I read every article, every blog, and every review I possibly could before seeing this movie which prepped me emotionally, if you will. A lot of reviewers were turned off by how serious this film was, excpecting something light, humorous, and full of the kind of whimsy that we associate with July's films. But as an avid supporter of her work, I was excited for July to take her film making, directing, writing, and acting in a completely different direction.

What I loved about this movie were the subtle differences and choices that July made in relation to Me and You and Everyone We Know. I know, as a critic, doing the good 'ol fashioned compare and contrast is a total copout - but seriosuly, after giving this movie a week of marinating in my analytic brain, I found some really interesting connections.

1) The Bildungsroman ie Coming of Age Story - Where Me and You and Everyone We Know was a coming of age story from the perspective of an aspiring artist, a separated single parent, a teenage boy, and a young child - The Future was also a coming of age story. A couple finds an injured stray cat, lovingly named Paw Paw.  They bring it to the vet, and then decide to keep him, knowing that he probably won't live very long. They go to get Paw Paw, and the vet tells them it needs to stay for a month - but following the wait, the cat could probably live for 5 years plus. This deadline of five years jolts the couple into asking questions such as "Where am I now?" and "Who will I be in five years?" - with an especially poignant line in which Jason, played by Hamish Linklater says, "I thought I'd be smarter".

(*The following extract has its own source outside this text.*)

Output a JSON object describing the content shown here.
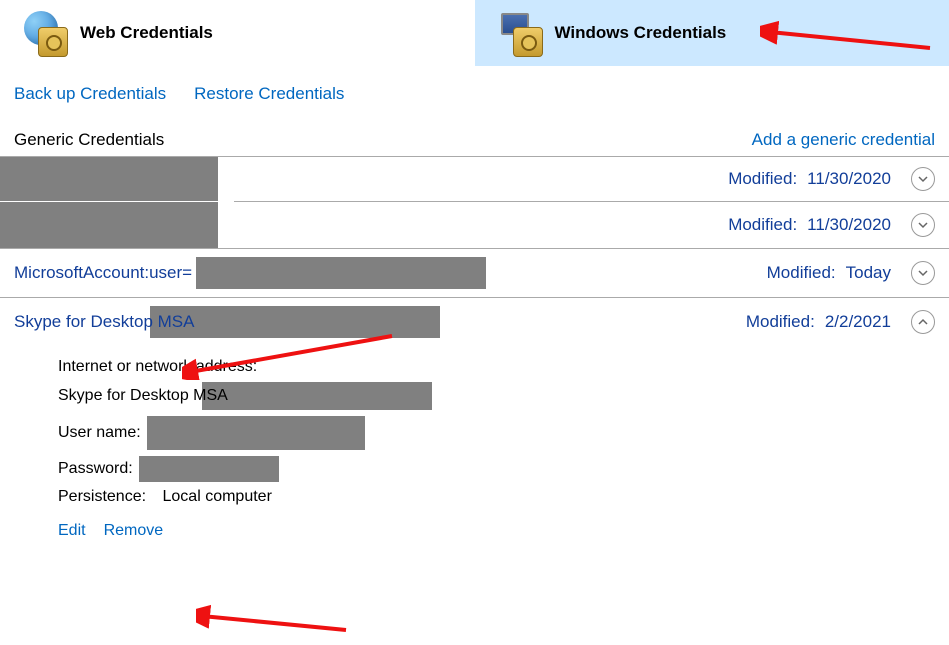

Jason and Sophie then embark upon an exciting and nearly impossible goal to get out of their mid-thirties malaise and achieve endless goals over the course of the next month until they pick up Paw Paw, whose voice is played by July. Sophie and Jason quit their jobs. Sophie chooses to try to choreograph 30 dances in 30 days, Jason tried to save the planet, canvasing with the message the the world can be made better one tree at a time. Over the journey of the film, Sophie and Jason discover things about themselves and their future finding that their expectations and goals have not been met in fulfilling or satisfying ways. This Bildungsroman is a sadder one than that of the precurser film, but important nonetheless.

2) The Moon - Where Me and You and Everyone We Know is very much about the Sun and daytime, this film focuses centrally on the Moon and nighttime. The moon in fact plays a central character for a portion of the film, offering wisdom and solidarity to Jason in a time of need.

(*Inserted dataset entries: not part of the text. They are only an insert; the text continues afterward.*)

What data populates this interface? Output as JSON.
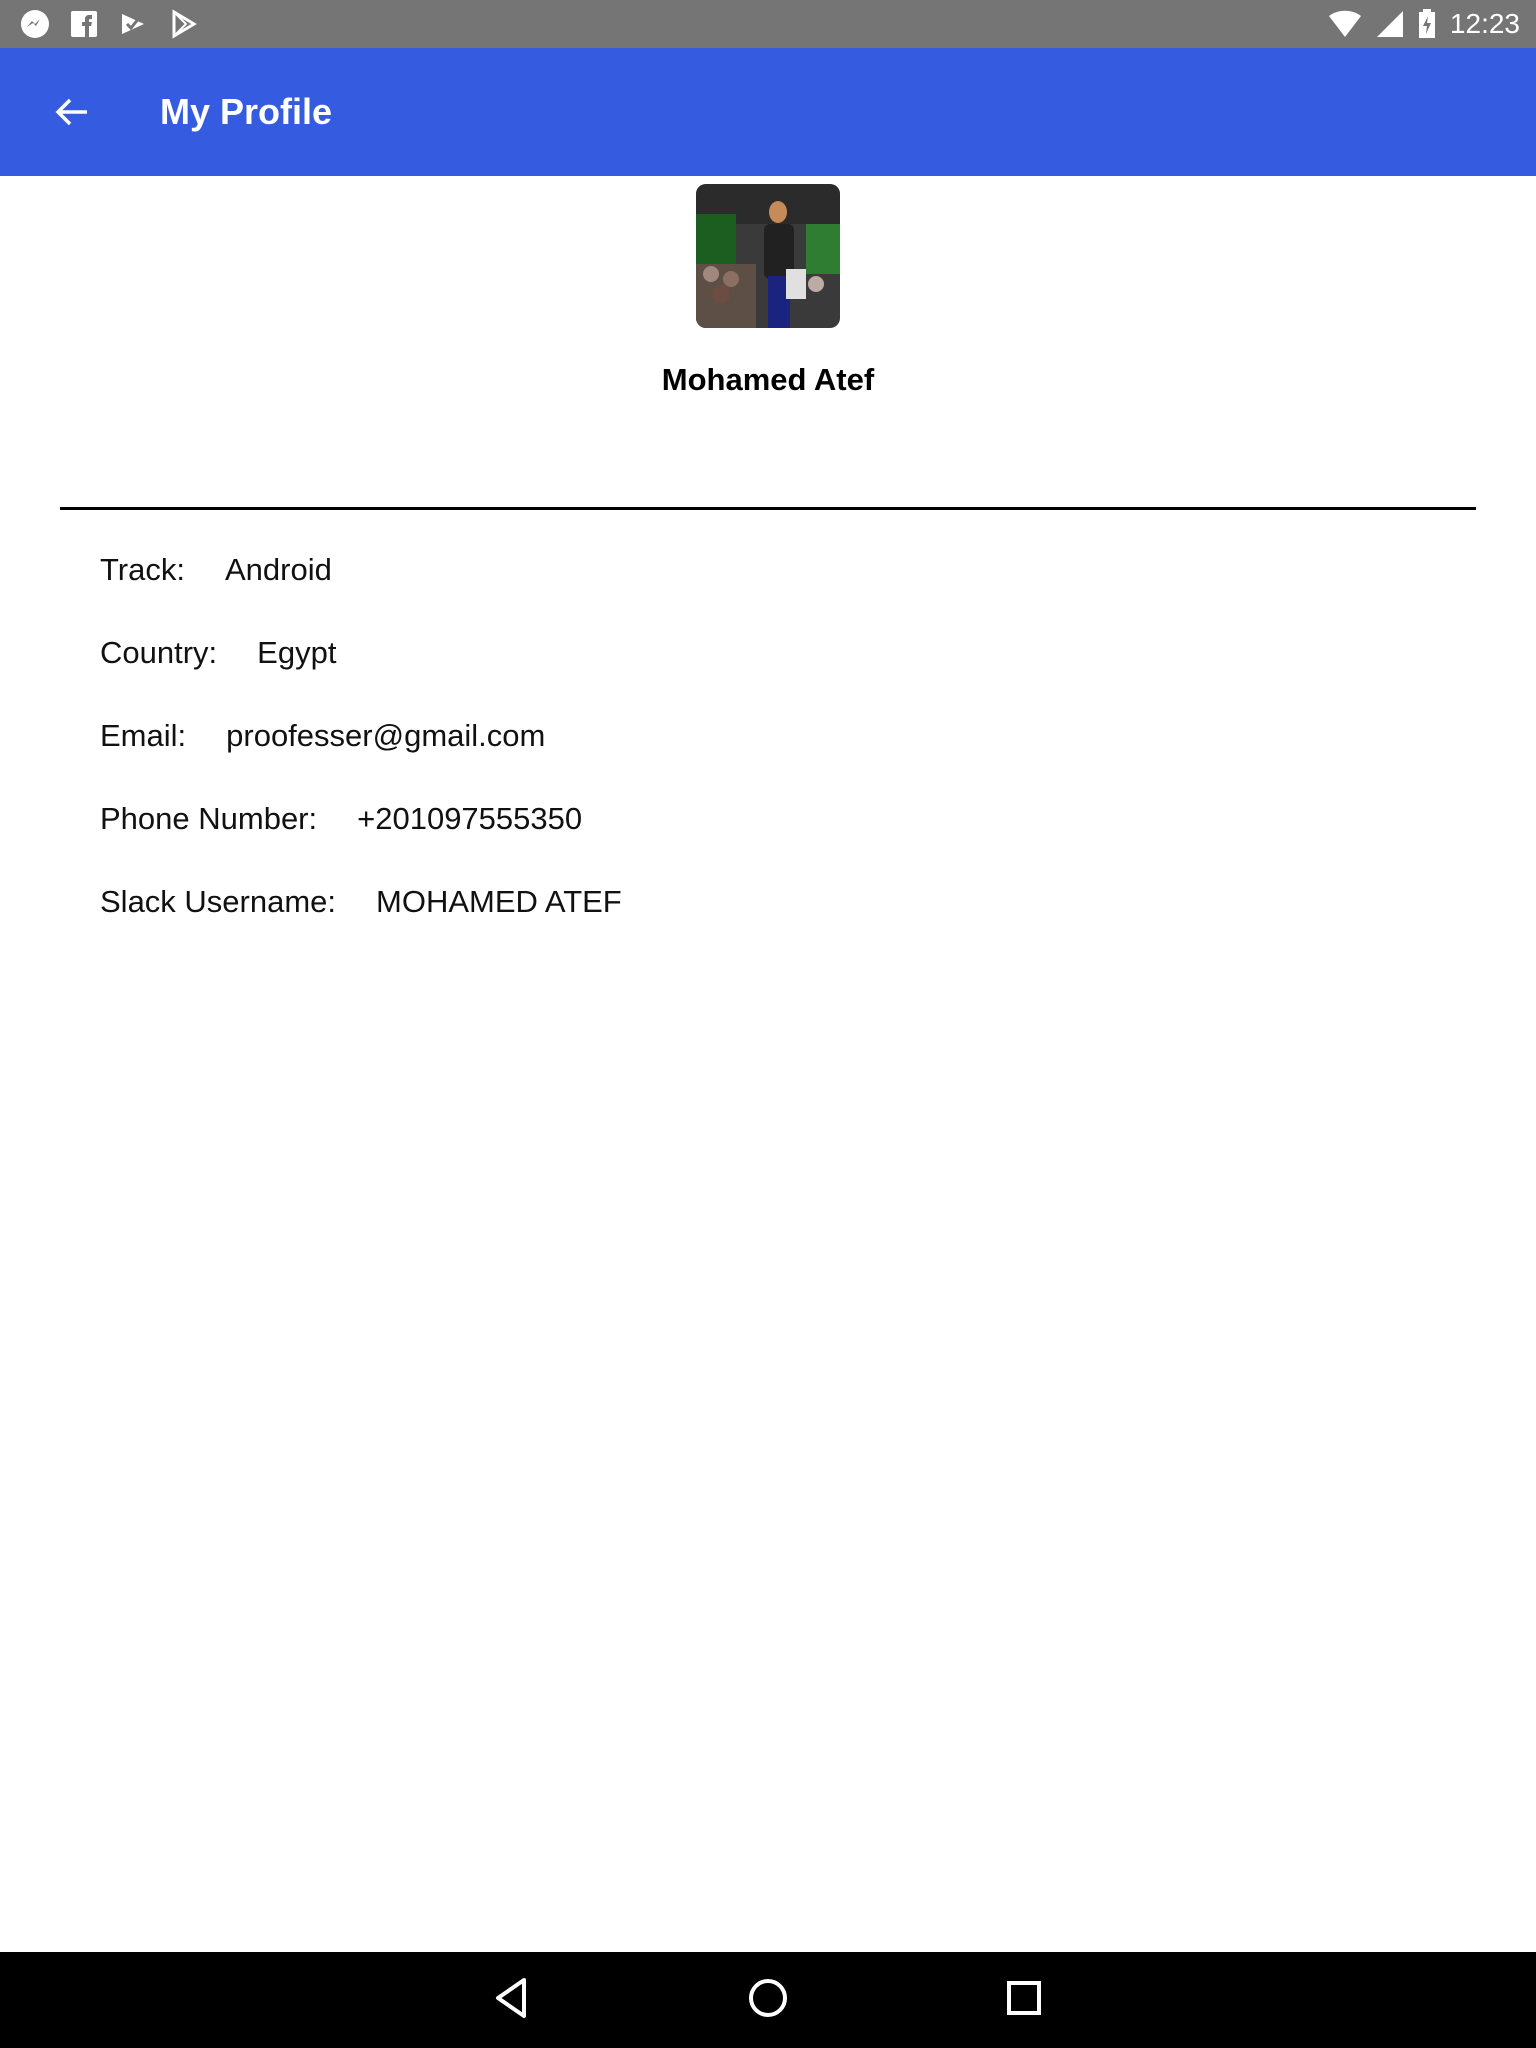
{
  "status_bar": {
    "time": "12:23",
    "left_icons": [
      "messenger-icon",
      "facebook-icon",
      "inbox-check-icon",
      "play-store-icon"
    ],
    "right_icons": [
      "wifi-icon",
      "cell-signal-icon",
      "battery-charging-icon"
    ]
  },
  "app_bar": {
    "title": "My Profile",
    "back_icon": "arrow-back-icon",
    "background": "#355ce0"
  },
  "profile": {
    "name": "Mohamed Atef",
    "avatar": "profile-photo"
  },
  "details": [
    {
      "label": "Track:",
      "value": "Android"
    },
    {
      "label": "Country:",
      "value": "Egypt"
    },
    {
      "label": "Email:",
      "value": "proofesser@gmail.com"
    },
    {
      "label": "Phone Number:",
      "value": "+201097555350"
    },
    {
      "label": "Slack Username:",
      "value": "MOHAMED ATEF"
    }
  ],
  "nav_bar": {
    "icons": [
      "nav-back-icon",
      "nav-home-icon",
      "nav-recents-icon"
    ]
  }
}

3) The Colors - Me You and Everyone We Know features bright bubblegummy neons that are so sweet you can almost taste them - total and complete eyecandy. July made a conscious effort to pick a completely different color palette for this film, picking rich ochres and jewel tones. The previous movie is light and hot, whereas this one is dark and cool. Interesting how something as simple as color can be so effective at setting up a mood for an entire film. Fun fact: Miranda July picked out the palette for The Future by laying out a set of pens from the Muji store and picking out the colors she was drawn to. Read about it here.
from Me and You and Everyone We Know
Picking out colors for The Future
The Future is currently screening at The Music Box Theater and will be opening at locations today all over the country. If you want to see a serious, thoughtful, and beautifully made film, I urge you to check this one out. I might even try to see it a second time while it's still playing on the big screen.